Inside our bathroom door. #arteveryday
To C.C.’s credit, he rose to the challenge and immediately adopted a rigid exercise schedule, an elixir for anxiety and a regimen to combat the softness he’d developed from a 10-hour-a- day desk job and after work visits to bars. Every day now there’s a 2-mile bike ride, a full tennis game with me, and an intense DVD workout. The T-25 or “Insanity” exercise programs are staples in our house. The harder they are, the more they do wonders for folks like C.C. and me, as they keep us more physically and emotionally regulated than most spectrumfolk. Especially now, it helps me to be more of the “Mr. Spock” spectrum-type that my family needs me to be, rather than the (justifiably) anxious spectrumite I might be otherwise.
In my work in the autism field, I find it so hard to convey what is the simplest of messages: that when we are not regulated, we simply cannot learn. By design, it’s not possible. Exercise helps focus people on the spectrum, so does structure. Especially now.

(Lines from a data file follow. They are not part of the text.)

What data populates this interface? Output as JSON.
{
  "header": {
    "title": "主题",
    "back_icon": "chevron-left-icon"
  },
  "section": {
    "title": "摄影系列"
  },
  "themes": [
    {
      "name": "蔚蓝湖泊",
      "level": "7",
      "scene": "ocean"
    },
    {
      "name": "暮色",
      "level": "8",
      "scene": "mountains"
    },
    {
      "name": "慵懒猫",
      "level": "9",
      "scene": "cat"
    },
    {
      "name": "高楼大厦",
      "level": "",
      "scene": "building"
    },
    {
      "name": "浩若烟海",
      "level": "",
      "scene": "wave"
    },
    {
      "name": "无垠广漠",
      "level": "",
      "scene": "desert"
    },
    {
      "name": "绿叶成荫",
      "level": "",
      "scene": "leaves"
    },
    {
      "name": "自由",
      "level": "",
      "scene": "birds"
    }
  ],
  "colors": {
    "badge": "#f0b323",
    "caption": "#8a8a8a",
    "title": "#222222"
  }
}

Before the pandemic, our lives had already started to become very structured, thanks to my younger son, Duke, who is not on the spectrum and has aspirations to become a professional soccer goalie. Our family had developed a disciplined routine to fit in Duke’s school and training. Now, that routine has become the foundation for all four of us. My days are regimented for the first 14+ hours. Kathryn and online teachers homeschool Duke from 10AM to 5PM. This keeps us occupied, productive, building things, more focused on what we can control, and not what we can’t.
L-R My schedule and Duke’s workout options on my office wall.

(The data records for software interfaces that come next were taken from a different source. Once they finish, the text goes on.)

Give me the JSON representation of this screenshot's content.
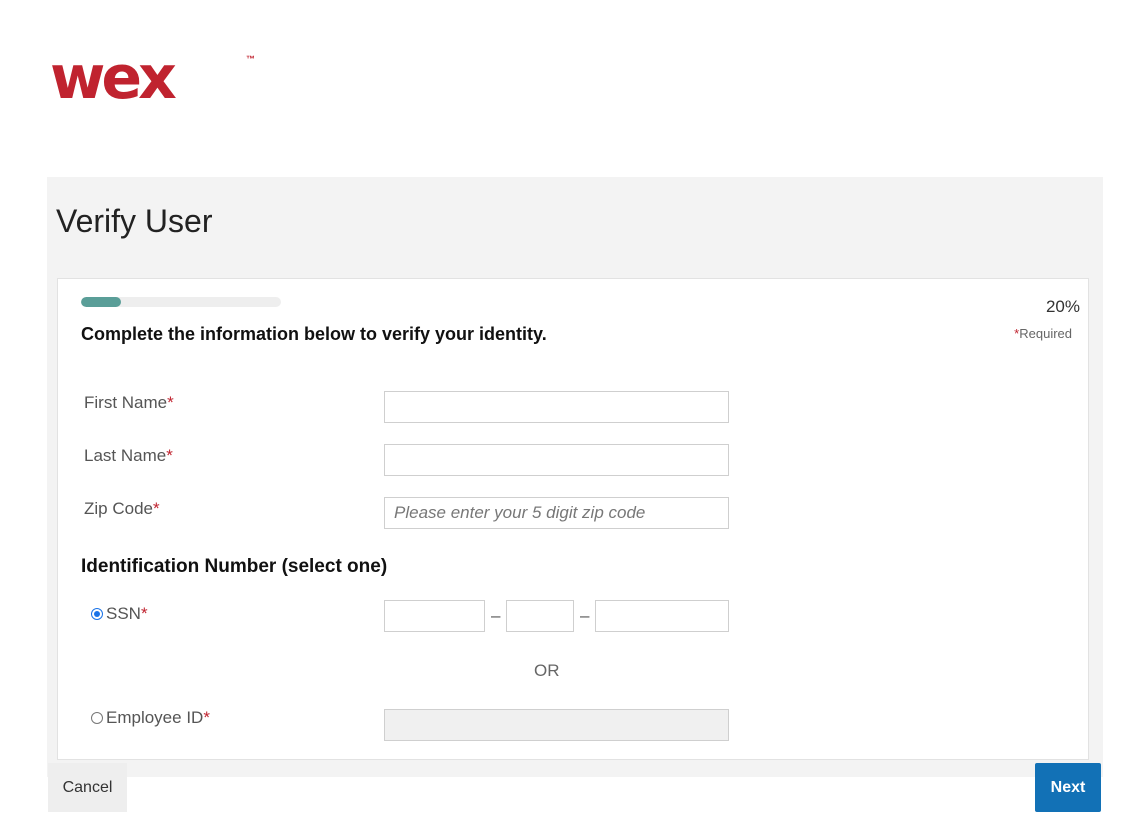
{
  "brand": {
    "logo_text": "wex",
    "trademark": "™",
    "color": "#c0232f"
  },
  "page": {
    "title": "Verify User"
  },
  "progress": {
    "percent_label": "20%",
    "fraction": 0.2,
    "color": "#5a9e98"
  },
  "required_note": {
    "star": "*",
    "text": "Required"
  },
  "intro_text": "Complete the information below to verify your identity.",
  "fields": {
    "first_name": {
      "label": "First Name",
      "value": "",
      "placeholder": ""
    },
    "last_name": {
      "label": "Last Name",
      "value": "",
      "placeholder": ""
    },
    "zip_code": {
      "label": "Zip Code",
      "value": "",
      "placeholder": "Please enter your 5 digit zip code"
    }
  },
  "required_star": "*",
  "identification": {
    "heading": "Identification Number (select one)",
    "ssn": {
      "label": "SSN",
      "selected": true,
      "separator": "–"
    },
    "or_text": "OR",
    "employee_id": {
      "label": "Employee ID",
      "selected": false
    }
  },
  "buttons": {
    "cancel": "Cancel",
    "next": "Next",
    "next_color": "#1271b6"
  }
}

And for one hour of homeschooling a day, Duke is mine! Under the disingenuous guise of “You just need to understand how this stuff works” (ha!) we are chronologically examining Western and percussive music history on Mondays; watching “Sister Wendy” art history videos on Tuesdays; breaking down Casablanca scene by scene on Wednesdays; reading aloud words meant to be performed from King Lear on “Drama Thursdays,” and words meant to be read from Marquez’s (timely!) Love in the Time of Cholera on “Literature Fridays.” I am in heaven.
At 8:30 pm, we all play cards or Wii sports together (no cell phones allowed). Therein, and throughout these secluded days, I constantly hear the familiar, singular sound of our combined laughter.
And the Future?
Coronavirus has us worrying long-term about finances. But we have money in the bank and a basement of food. I have individual, video peer-mentoring clients, and a couple of ongoing writing gigs. We are far luckier than most.
About a month ago, I also landed a dream job, one that this summer would bring us back East. After 8 interviews over 5 months, I was chosen to help define disability culture at a major university in the tri-state area. Thank the Gods, I thought, I was going home to New York where I’ve always felt a sense of belonging (difficult for autistics like me). We only had to wait for Duke to finish 8th grade.
But COVID-19 had other ideas. Two days after I was offered the dream job, the university implemented a hiring freeze, “to be revisited in 60-90 days.” Given the economic uncertainty, who knows if the job will still exist. And for me to be anything but tremendously understanding, would be heinous.
What city we’ll be living in four months from now is a mystery. Perhaps also an opportunity? New York will always be the city that loves me most, and New Yorkers really deserve our cheers right now. But if I am strong in any moment, it is because I am loved. My home is with them.
Michael John Carley is a member of the board of directors at NEXT for AUTISM. For more information about Michael, please visit www.michaeljohncarley.com.